Newfoundland dogs must be brushed daily. They have an under coat that sheds during the spring and fall. It should receive extra attention during these times. Only bathe them when you absolutely have to because the natural oils of their coat can be stripped with bathing too often. It's best to dry shampoo them. Health concerns of this breed are weight gain, heart disease and hip dysplasia.


Newfoundland dogs are brave, elegant and sweet tempered. They're very dignified animals and even walk with a noble and stately manner. These dogs make very delightful companions as well as intensely devoted ones. They're thought of as one of the friendliest dog breeds.


The coat of the Newfoundland is double and water resistant. Their top coat is medium length, flat, coarse and oily. Their under coat is a soft and dense texture. The coat colors are usually black but they can also be black with highlights of blue, brown, gray or bronze. This breed's coat protects them against extreme cold in the water and on land. They're heavy shedders.


The Newfoundland dog breed is very loving and affectionate. They're friendly with visitors that they're familiar with as well as quite sociable. These dogs carry a strong sense of duty and get along famously with children. Newfoundland's get so attached to their families that it's impossible for them to ever move to a new family because they'll never adapt to their new environment. Typically, they get along well with other pets. They're docile, gentle and heroic, and must have human companionship.

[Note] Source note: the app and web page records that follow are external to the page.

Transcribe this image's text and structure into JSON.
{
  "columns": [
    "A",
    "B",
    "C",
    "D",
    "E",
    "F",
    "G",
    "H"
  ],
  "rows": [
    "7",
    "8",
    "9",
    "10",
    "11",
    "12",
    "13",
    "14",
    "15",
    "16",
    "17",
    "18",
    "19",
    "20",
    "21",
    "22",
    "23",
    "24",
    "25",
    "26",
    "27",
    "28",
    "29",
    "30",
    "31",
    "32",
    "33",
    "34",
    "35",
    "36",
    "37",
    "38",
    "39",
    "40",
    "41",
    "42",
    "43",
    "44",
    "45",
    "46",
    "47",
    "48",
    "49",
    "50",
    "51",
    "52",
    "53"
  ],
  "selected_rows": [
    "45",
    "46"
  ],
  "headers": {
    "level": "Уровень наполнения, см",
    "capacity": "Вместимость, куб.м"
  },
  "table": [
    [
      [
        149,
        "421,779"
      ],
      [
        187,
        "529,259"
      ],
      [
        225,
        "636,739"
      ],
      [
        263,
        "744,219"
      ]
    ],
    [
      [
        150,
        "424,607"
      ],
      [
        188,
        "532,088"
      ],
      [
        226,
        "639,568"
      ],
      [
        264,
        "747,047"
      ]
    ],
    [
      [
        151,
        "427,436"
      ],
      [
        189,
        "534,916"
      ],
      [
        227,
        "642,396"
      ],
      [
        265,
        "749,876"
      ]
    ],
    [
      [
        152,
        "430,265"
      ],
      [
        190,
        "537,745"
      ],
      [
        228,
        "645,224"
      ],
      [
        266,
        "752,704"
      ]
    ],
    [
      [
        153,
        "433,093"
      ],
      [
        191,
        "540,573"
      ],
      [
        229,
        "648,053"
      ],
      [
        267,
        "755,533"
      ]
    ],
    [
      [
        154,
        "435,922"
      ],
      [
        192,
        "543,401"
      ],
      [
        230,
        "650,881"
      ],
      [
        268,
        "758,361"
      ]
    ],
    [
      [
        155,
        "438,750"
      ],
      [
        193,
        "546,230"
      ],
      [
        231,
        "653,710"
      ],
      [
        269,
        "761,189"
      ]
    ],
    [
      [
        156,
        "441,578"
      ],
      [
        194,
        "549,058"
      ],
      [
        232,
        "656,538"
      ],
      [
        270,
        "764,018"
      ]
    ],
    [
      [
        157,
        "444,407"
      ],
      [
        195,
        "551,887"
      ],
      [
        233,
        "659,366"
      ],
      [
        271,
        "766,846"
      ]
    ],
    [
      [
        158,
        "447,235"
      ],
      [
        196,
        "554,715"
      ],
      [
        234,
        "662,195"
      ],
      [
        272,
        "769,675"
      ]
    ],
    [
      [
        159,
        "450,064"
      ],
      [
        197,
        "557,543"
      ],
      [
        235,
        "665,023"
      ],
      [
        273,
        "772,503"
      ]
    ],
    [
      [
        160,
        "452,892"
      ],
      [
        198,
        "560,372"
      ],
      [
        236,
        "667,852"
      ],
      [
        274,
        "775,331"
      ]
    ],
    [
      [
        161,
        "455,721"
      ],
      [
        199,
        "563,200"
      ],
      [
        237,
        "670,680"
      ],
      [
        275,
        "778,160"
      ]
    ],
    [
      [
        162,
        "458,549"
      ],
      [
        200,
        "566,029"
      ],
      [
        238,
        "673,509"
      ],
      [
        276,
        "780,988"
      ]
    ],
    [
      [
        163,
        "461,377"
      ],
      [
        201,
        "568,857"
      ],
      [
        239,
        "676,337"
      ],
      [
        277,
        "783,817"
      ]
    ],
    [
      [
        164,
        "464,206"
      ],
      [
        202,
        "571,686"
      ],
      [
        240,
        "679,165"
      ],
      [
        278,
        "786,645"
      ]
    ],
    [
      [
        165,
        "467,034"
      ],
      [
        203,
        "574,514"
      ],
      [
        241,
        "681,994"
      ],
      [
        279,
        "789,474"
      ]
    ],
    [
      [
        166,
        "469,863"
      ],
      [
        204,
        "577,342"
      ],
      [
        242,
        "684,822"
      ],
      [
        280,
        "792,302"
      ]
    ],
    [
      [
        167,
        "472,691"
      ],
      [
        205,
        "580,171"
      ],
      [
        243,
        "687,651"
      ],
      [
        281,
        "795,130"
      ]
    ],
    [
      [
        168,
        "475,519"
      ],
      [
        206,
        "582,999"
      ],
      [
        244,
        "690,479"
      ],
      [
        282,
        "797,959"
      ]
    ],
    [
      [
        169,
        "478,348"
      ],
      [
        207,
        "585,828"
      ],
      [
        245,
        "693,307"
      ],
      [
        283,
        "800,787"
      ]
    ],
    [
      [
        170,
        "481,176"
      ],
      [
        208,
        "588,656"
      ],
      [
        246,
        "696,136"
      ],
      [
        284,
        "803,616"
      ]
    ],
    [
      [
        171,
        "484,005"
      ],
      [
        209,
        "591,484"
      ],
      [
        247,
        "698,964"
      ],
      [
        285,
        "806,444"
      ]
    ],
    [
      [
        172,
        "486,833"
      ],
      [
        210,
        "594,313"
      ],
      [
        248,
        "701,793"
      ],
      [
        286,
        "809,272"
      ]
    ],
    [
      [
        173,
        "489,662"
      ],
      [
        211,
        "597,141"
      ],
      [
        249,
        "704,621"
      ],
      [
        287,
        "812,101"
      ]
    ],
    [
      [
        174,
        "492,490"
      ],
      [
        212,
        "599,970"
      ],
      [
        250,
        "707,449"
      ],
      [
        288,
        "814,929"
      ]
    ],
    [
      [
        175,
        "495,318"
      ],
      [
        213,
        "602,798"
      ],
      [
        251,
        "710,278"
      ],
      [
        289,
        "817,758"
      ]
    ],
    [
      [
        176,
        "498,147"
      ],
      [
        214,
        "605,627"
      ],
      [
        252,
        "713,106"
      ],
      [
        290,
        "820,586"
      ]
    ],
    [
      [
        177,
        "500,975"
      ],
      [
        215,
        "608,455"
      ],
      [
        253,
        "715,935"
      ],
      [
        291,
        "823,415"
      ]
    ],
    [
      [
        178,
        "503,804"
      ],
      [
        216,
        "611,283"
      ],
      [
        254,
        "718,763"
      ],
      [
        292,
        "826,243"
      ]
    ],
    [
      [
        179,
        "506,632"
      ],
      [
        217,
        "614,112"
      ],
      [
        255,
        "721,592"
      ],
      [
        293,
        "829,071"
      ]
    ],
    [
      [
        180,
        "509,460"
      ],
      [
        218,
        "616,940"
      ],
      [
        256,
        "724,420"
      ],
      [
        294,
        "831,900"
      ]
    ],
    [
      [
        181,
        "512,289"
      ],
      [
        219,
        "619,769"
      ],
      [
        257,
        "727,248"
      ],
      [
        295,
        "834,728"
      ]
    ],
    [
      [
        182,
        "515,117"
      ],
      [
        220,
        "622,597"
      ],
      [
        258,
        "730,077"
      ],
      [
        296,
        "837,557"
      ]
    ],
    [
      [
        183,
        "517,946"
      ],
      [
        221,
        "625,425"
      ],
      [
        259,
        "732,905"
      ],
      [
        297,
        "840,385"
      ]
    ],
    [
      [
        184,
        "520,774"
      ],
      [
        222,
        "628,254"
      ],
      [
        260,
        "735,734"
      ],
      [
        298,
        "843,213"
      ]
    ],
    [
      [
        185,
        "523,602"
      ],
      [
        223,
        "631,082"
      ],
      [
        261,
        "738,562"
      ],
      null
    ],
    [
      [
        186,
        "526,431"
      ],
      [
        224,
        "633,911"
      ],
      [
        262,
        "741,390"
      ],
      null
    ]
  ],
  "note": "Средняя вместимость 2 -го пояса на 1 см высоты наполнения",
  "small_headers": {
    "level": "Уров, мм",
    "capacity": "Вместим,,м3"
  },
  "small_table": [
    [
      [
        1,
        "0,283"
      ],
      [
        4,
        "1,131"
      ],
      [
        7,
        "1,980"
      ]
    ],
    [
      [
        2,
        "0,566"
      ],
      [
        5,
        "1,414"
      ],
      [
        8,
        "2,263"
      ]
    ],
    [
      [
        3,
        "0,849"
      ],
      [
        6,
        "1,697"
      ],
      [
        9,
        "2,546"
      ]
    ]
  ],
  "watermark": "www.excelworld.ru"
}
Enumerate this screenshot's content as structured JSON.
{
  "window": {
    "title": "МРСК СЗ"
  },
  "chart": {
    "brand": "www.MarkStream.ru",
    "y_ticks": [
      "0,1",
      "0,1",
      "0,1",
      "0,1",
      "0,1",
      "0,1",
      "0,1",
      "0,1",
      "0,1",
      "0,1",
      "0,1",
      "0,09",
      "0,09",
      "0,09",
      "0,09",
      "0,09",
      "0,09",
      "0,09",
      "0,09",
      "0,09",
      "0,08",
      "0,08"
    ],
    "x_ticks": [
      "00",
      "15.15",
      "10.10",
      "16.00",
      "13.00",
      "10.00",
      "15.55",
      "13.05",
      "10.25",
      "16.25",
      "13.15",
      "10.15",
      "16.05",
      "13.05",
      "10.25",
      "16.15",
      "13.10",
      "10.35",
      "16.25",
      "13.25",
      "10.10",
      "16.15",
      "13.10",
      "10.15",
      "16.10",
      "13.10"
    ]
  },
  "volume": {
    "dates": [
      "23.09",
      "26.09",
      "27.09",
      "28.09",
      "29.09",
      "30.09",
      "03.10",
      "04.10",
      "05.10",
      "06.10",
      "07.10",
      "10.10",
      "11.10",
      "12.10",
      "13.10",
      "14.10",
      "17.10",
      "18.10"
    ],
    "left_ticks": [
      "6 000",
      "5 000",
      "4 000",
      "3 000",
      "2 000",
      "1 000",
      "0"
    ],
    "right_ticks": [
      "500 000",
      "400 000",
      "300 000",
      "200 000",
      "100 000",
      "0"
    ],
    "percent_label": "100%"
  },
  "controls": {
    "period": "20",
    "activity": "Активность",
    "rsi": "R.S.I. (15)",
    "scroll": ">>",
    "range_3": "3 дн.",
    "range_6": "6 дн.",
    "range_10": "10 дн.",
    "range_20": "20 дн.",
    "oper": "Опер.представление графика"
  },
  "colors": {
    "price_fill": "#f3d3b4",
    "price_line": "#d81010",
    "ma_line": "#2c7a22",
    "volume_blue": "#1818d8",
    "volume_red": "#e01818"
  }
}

These are very protective dogs that will put themselves between their family and any danger they perceive.


Training Newfoundlands can be a bit difficult. These dogs are intensely sensitive and won't respond to heavy handed or harsh methods. A calm, loving and patient voice must be used for successful training. They do well with socialization and basic obedience early in life. They can be trained for guarding or working.